Waupun Correctional

The Department of Corrections is investigating a Feb. 16 death of an inmate at Waupun Correctional Facility.

Some prison guard positions would be reduced, and programs aimed at juvenile offenders would be moved from the state Department of Corrections to the agency that oversees children under Gov. Scott Walker’s budget proposal.

The budget would also give the state’s public defenders money to hire staff and take on more cases, increase funding for domestic violence shelters and add a treatment program for drug-addicted offenders.

Walker’s budget eliminates most third-shift tower guard positions at Wisconsin prisons, saving about $6 million over two years. The governor recommended instead using technology and ground patrols to keep the prisons secure overnight.

The budget also calls for transferring about $95 million in youth and family aid programs from the Department of Corrections to the Department of Children and Families. It’s a move meant to “align similar programs,” according to the governor’s office.

By shifting the programs and cutting guard positions, state aid to the Department of Corrections would fall from $1.18 billion in fiscal 2015 to $1.08 billion by fiscal 2017, the second year of Walker’s budget.

Other criminal justice system initiatives include:

You have free articles remaining.

Become a Member

• $5 million to the Department of Children and Families for grants to domestic violence shelters.

• $4.9 million over two years to the state public defender’s office, allowing the agency to create 35 full-time positions. That would let the agency take on more cases and, Walker’s office says, ultimately save the state $6.7 million that would have gone to paying private attorneys for representation public defenders couldn’t provide.

• $2 million to expand services for child victims of human trafficking.

• $836,700 for a Department of Corrections pilot program to treat offenders whose conviction is related to an opiate addiction.

• $420,000 to fund GPS tracking of people who violate domestic abuse restraining orders or those “convicted of serious child offenses.”

Capital W: Plug in to Wisconsin politics

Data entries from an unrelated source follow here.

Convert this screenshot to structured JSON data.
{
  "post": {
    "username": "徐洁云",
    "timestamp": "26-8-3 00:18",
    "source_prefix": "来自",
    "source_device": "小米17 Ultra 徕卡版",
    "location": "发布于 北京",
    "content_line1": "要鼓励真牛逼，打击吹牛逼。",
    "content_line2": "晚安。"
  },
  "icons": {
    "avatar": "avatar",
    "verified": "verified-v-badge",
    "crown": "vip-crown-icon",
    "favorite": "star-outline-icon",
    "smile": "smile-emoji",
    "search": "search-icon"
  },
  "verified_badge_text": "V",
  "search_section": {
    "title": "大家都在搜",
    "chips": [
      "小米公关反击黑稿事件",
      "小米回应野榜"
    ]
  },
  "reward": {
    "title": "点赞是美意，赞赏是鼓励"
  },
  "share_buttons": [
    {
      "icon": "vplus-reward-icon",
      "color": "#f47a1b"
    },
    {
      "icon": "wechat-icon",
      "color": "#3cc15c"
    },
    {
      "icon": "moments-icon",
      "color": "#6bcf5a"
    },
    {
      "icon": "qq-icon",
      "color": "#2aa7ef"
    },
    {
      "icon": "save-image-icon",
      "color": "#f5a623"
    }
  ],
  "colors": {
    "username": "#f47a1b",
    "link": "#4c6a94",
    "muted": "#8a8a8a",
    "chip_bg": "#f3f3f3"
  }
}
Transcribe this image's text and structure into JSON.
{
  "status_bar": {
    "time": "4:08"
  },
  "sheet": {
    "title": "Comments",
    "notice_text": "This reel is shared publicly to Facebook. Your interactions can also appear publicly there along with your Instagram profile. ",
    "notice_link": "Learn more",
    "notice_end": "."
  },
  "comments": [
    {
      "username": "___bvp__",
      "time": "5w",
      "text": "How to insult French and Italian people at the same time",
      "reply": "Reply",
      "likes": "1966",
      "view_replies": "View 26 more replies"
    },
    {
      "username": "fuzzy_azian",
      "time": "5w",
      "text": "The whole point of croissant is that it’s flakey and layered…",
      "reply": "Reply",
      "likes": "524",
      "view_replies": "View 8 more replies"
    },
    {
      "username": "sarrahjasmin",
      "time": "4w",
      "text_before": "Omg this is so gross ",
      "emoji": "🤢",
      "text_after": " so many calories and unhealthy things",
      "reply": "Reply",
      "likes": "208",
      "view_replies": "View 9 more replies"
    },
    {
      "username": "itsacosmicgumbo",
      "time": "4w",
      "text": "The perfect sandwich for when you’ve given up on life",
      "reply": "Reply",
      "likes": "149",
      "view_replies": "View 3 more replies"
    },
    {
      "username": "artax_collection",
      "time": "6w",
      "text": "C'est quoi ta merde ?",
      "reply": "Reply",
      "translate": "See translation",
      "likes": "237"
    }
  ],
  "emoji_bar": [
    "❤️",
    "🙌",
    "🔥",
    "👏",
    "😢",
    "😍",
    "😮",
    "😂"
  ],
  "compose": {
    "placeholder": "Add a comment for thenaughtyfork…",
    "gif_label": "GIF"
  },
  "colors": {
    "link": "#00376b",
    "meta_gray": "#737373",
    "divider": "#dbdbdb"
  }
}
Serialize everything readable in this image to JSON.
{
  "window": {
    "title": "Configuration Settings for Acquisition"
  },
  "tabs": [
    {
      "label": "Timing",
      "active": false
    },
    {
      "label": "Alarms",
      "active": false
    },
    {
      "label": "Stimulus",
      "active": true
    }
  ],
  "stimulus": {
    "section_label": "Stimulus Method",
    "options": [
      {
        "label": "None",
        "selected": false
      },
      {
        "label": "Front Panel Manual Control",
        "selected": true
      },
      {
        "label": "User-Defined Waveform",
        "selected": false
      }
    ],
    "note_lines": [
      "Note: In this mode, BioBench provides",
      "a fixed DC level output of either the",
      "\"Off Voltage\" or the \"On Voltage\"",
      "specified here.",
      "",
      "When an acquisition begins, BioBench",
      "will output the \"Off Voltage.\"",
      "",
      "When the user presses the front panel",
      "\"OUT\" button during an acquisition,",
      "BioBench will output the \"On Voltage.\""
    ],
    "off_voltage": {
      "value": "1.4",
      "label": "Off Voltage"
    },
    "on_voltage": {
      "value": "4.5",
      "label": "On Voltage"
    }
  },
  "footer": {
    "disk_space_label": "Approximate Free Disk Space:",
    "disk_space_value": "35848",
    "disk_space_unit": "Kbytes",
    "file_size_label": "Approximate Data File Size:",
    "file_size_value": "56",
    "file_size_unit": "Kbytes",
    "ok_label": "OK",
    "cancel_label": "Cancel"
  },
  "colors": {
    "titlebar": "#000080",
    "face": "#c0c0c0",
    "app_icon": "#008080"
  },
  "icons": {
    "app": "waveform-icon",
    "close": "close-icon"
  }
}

Subscribe to our Politics email!

* I understand and agree that registration on or use of this site constitutes agreement to its user agreement and privacy policy.